August 30, 2005
BOONE - The Iowa Department of Natural Resources (DNR) has
confirmed that two zebra mussels were recently found in Clear Lake
near Methodist Camp. Further investigation of the area revealed no
"This sighting of zebra mussels is certainly cause for concern,"
said Kim Bogenschutz, the DNR's aquatic nuisance species program
coordinator. "But it is too early to tell if there is a reproducing
population in the lake or if this is an isolated incidence of a
couple individuals that were released into the lake."
Zebra mussels look like fingernail-sized clams. The D-shaped shells
have alternating light and dark bands, and most are less than one
Zebra mussels are native to the Caspian Sea region of Asia and were
introduced into the Great Lakes in the 1980s from ballast water of
oceangoing ships. They spread from the Great Lakes to the
Mississippi River and were first documented in the Mississippi River
in Iowa in 1992. Clear Lake is the state's first inland report of
Zebra mussels are filter feeders that attach to hard underwater
surfaces using fibers called byssal threads. In the case of large
infestations, they may interfere with aquatic food chains, kill
native mussels and clog water intakes. "There's no getting rid of
zebra mussels once they are in a lake or river," Bogenschutz said.
DNR biologists will continue monitoring Clear Lake to determine
whether there are more zebra mussels. Divers will search underwater
surfaces, and docks and hoists will be inspected for zebra mussels
as they are removed from the lake for the winter.
One thing is certain, Bogenschutz said, the sighting of zebra
mussels in an interior lake highlights the spread of invasive
species in Iowa waters. "The zebra mussels in Clear Lake probably
arrived on or in a boat that had picked up the mussels in an
infested waterbody," she said.
Young zebra mussels are microscopic and can be unintentionally
transported with water in live wells or bait buckets. Adult zebra
mussels can attach to boats, trailers and aquatic vegetation.
"People from all over Iowa and the Midwest visit Clear Lake. If they
come from an infested waterbody, they can unintentionally transport
zebra mussels, Eurasian watermilfoil, or other aquatic invasive
species if they do not take the proper precautions to prevent their
spread," Bogenschutz said.
Anglers and boaters can help prevent the spread of aquatic invasive
Inspect your boat, trailer, and equipment and remove visible aquatic

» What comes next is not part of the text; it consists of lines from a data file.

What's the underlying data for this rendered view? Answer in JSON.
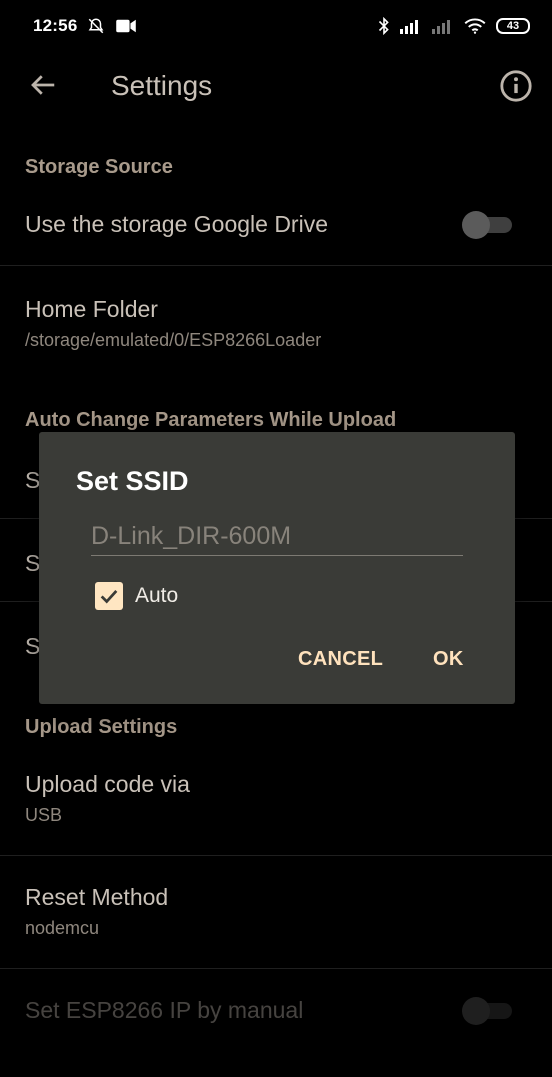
{
  "status": {
    "time": "12:56",
    "battery": "43"
  },
  "appbar": {
    "title": "Settings"
  },
  "sections": {
    "storage": "Storage Source",
    "auto_change": "Auto Change Parameters While Upload",
    "upload": "Upload Settings"
  },
  "rows": {
    "google_drive": {
      "title": "Use the storage Google Drive",
      "enabled": false
    },
    "home_folder": {
      "title": "Home Folder",
      "value": "/storage/emulated/0/ESP8266Loader"
    },
    "hidden_1": "S",
    "hidden_2": "S",
    "hidden_3": "S",
    "upload_via": {
      "title": "Upload code via",
      "value": "USB"
    },
    "reset_method": {
      "title": "Reset Method",
      "value": "nodemcu"
    },
    "manual_ip": {
      "title": "Set ESP8266 IP by manual",
      "enabled": false
    }
  },
  "dialog": {
    "title": "Set SSID",
    "input_value": "D-Link_DIR-600M",
    "checkbox_label": "Auto",
    "checkbox_checked": true,
    "cancel_label": "CANCEL",
    "ok_label": "OK"
  },
  "colors": {
    "background": "#000000",
    "dialog": "#3a3b37",
    "accent": "#ffe2bd",
    "section_header": "#a89a8b"
  }
}
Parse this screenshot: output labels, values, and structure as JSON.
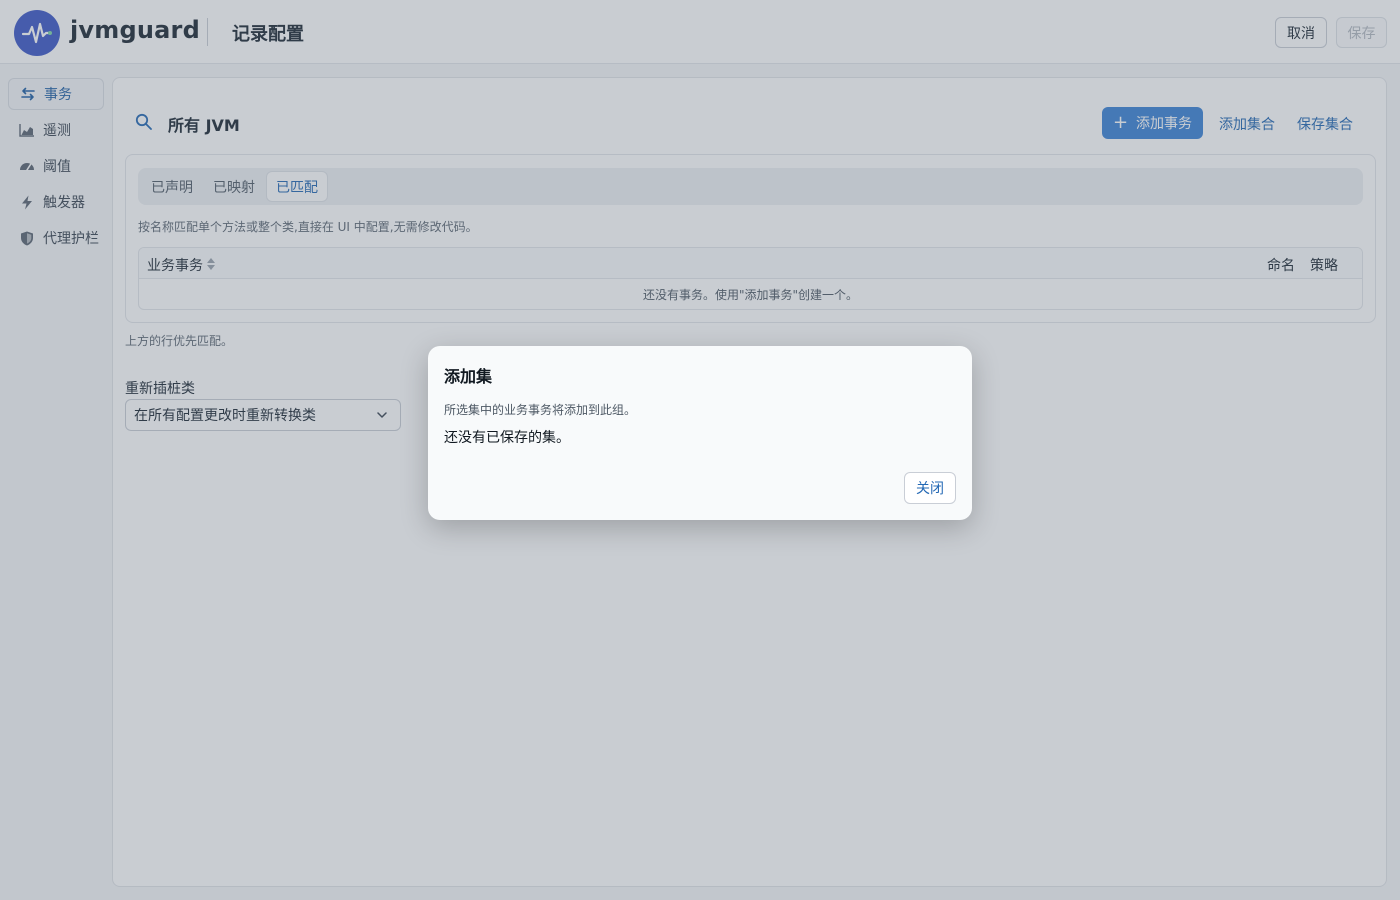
{
  "header": {
    "brand": "jvmguard",
    "page_title": "记录配置",
    "cancel_label": "取消",
    "save_label": "保存"
  },
  "sidebar": {
    "items": [
      {
        "label": "事务",
        "icon": "transactions-icon",
        "active": true
      },
      {
        "label": "遥测",
        "icon": "chart-area-icon",
        "active": false
      },
      {
        "label": "阈值",
        "icon": "gauge-icon",
        "active": false
      },
      {
        "label": "触发器",
        "icon": "lightning-icon",
        "active": false
      },
      {
        "label": "代理护栏",
        "icon": "shield-icon",
        "active": false
      }
    ]
  },
  "main": {
    "scope_title": "所有 JVM",
    "add_transaction_label": "添加事务",
    "add_set_label": "添加集合",
    "save_set_label": "保存集合",
    "tabs": [
      {
        "label": "已声明",
        "active": false
      },
      {
        "label": "已映射",
        "active": false
      },
      {
        "label": "已匹配",
        "active": true
      }
    ],
    "hint": "按名称匹配单个方法或整个类,直接在 UI 中配置,无需修改代码。",
    "table": {
      "col_business_tx": "业务事务",
      "col_naming": "命名",
      "col_policy": "策略",
      "empty_text": "还没有事务。使用\"添加事务\"创建一个。"
    },
    "priority_note": "上方的行优先匹配。",
    "reinstrument_label": "重新插桩类",
    "reinstrument_value": "在所有配置更改时重新转换类"
  },
  "dialog": {
    "title": "添加集",
    "description": "所选集中的业务事务将添加到此组。",
    "empty_text": "还没有已保存的集。",
    "close_label": "关闭"
  },
  "colors": {
    "accent": "#3b82d6",
    "link": "#2368b4",
    "logo_bg": "#3d57c7"
  }
}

plants, zebra mussels, other animals, and mud before leaving a water
Drain water from bait buckets, livewell, bilge, transom, and motor
before leaving a water access.
Dispose of unwanted live bait and worms in the trash.
Spray/wash your boat, trailer, and equipment with high pressure or
hot water before going to other waters, OR
Dry everything for at least five days before going to other waters.
The DNR is requesting the help of anglers, boaters, and homeowners
in the search for zebra mussels in Clear Lake. If you see a zebra
mussel, please note its location and contact Jim Wahl, fisheries
management biologist, at 641-357-3517.